Skip to main content
x

MCN's Institutional Review Board Welcomes New Member

 

Migrant Clinicians Network prides itself in filling in the gaps when it comes to migrant health.  For almost two decades, MCN’s Institutional Review Board has stepped up to review and monitor research involving mobile, marginalized, and vulnerable populations like agricultural workers, to assure, in advance and by periodic review. This assures that research can move forward, but not at the expense of the health, safety, or rights of the research participants. MCN’s IRB welcomes Mariah Hennen as a new member to the board. Ms. Hennen is the Community Advocate at Farmworker Legal Services of Michigan, where she coordinates outreach to agricultural worker communities and migrant housing. In her work across the state of Michigan, Ms. Hennen has gained expertise on agricultural worker policy, health, and safety concerns, including labor trafficking and the H2A guestworker program. 
Ms. Hennen joins our five other members to review and monitor research projects each year. Maria de Jesus Diaz-Perez, PhD, Chair of the IRB, explained last year why the IRB is critical for researchers: “Overall, we make sure that underserved populations are well represented in research by making sure that researchers adapt their methods to fit these populations' living and working conditions, and by making sure that these populations can make a fully informed decision before they agree to participate in a specific project,” Dr. Diaz-Perez said. Ms. Hennen’s on-the-ground expertise will be valuable to a board that is finely attuned to the needs of agricultural workers. “Being familiar with the population, we’re familiar with the risks that this population experiences,” said Sara Quandt, PhD, another member of MCN’s IRB. 
Learn more about MCN’s IRB at our Institutional Review Board webpage. You can also read more from IRB members describing the IRB in their own words in this 2017 Streamline article.

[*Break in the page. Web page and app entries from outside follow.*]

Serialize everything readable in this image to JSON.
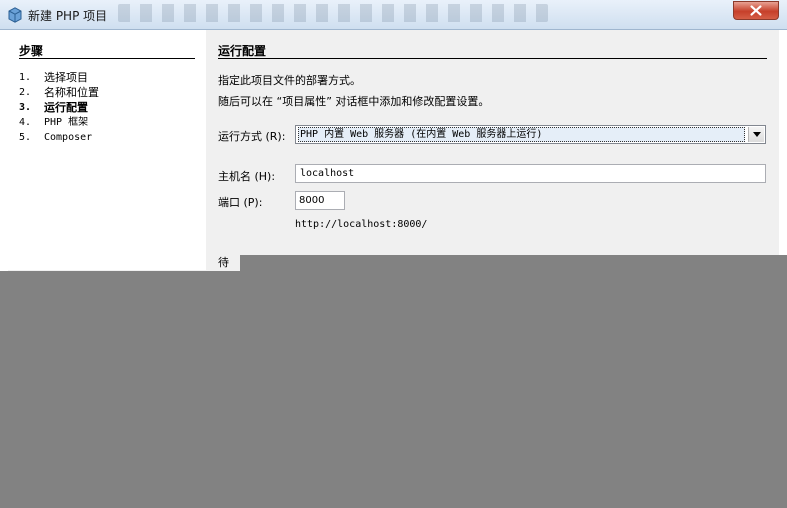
{
  "window": {
    "title": "新建 PHP 项目"
  },
  "steps": {
    "title": "步骤",
    "items": [
      {
        "num": "1.",
        "label": "选择项目"
      },
      {
        "num": "2.",
        "label": "名称和位置"
      },
      {
        "num": "3.",
        "label": "运行配置"
      },
      {
        "num": "4.",
        "label": "PHP 框架"
      },
      {
        "num": "5.",
        "label": "Composer"
      }
    ]
  },
  "config": {
    "title": "运行配置",
    "desc1": "指定此项目文件的部署方式。",
    "desc2": "随后可以在 “项目属性” 对话框中添加和修改配置设置。",
    "run_label": "运行方式 (R):",
    "run_value": "PHP 内置 Web 服务器 (在内置 Web 服务器上运行)",
    "host_label": "主机名 (H):",
    "host_value": "localhost",
    "port_label": "端口 (P):",
    "port_value": "8000",
    "url": "http://localhost:8000/",
    "partial": "待"
  },
  "colors": {
    "overlay": "#828282",
    "close_button": "#c6402a",
    "dialog_bg": "#f0f0f0"
  }
}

Mariah HennenMigrant Clinicians Network prides itself in filling in the gaps when it comes to migrant health.  For almost two decades, MCN’s Institutional Review Board has stepped up to review and monitor research involving mobile, marginalized, and vulnerable populations like agricultural workers, to assure, in advance and by periodic review. This assures that research can move forward, but not at the expense of the health, safety, or rights of the research participants. MCN’s IRB welcomes Mariah Hennen as a new member to the board. Ms. Hennen is the Community Advocate at Farmworker Legal Services of Michigan, where she coordinates outreach to agricultural worker communities and migrant housing. In her work across the state of Michigan, Ms. Hennen has gained expertise on agricultural worker policy, health, and safety concerns, including labor trafficking and the H2A guestworker program. 

Researcher interviewing patientMs. Hennen joins our five other members to review and monitor research projects each year. Maria de Jesus Diaz-Perez, PhD, Chair of the IRB, explained last year why the IRB is critical for researchers: “Overall, we make sure that underserved populations are well represented in research by making sure that researchers adapt their methods to fit these populations' living and working conditions, and by making sure that these populations can make a fully informed decision before they agree to participate in a specific project,” Dr. Diaz-Perez said. Ms. Hennen’s on-the-ground expertise will be valuable to a board that is finely attuned to the needs of agricultural workers. “Being familiar with the population, we’re familiar with the risks that this population experiences,” said Sara Quandt, PhD, a member of MCN’s IRB. 

Learn more about MCN’s IRB at our Institutional Review Board webpage. You can also read more from IRB members describing the IRB in their own words in this 2017 Streamline article.

 

 

 

Like what you see? Amplify our collective voice with a contribution.

Return to the main blog page or sign up for blog updates here.

Rating